During the preparations for the grand jury testimony the prosecution did find something with which it could work a weak-willed witness who admitted to having had sex with Ignatow within six months of Schaefer's disappearance. It was obvious from her demeanor that she knew something, but in order to talk she'd have to fear the law as much as she feared Ignatow.
Mary Ann Shore-Inlow was one of Ignatow's former girlfriends. Shore-Inlow was often down on her luck and barely scraping by. She had indulged an infatuation with Ignatow for a decade, hoping that her relationship with Ignatow would win out over his engagement with Schaefer. Many times during his engagement Ignatow would visit Shore-Inlow for sex, often complaining about Brenda's timid sexuality. Shore-Inlow had also been intimate with Ignatow soon after Brenda's disappearance. It was too close for comfort too strange not to be telling. Time and again, the police questioned Shore-Inlow, and each time she refused to admit anything, though she was obviously straining under the pressure.

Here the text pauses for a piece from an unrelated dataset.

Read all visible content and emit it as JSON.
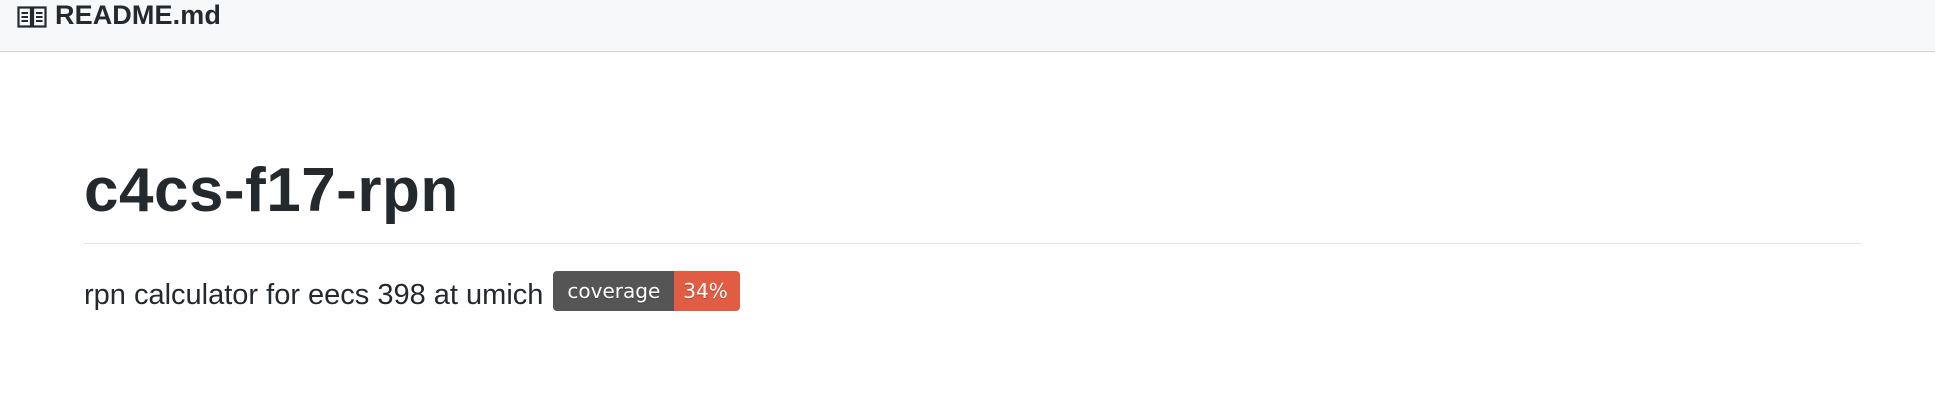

Finally, as the grand jury proceedings continued, Shore-Inlow broke and led the police to a wooded area behind her house. In a shallow grave they found Brenda Sue Schaefer's remains. Two grisly packages were buried in the sodden ground. One contained Schaefer's clothes, the other her tightly-trussed, horribly decomposed body. According to Hill, the ground in which Schaefer was buried was always moist, which contributed to a particular type of decomposition known as adipocere; all of the soft tissue had turned into a viscous jelly. What remained of Schaefer's yellowed skin would slip from her body with the slightest touch. Her facial features were unrecognizable. There was no discernable physical evidence that would point to cause of death. Although the medical examiner would eventually rule that she had been killed by asphyxiation, the original coroner's report listed cause of death as "homicide by undetermined means."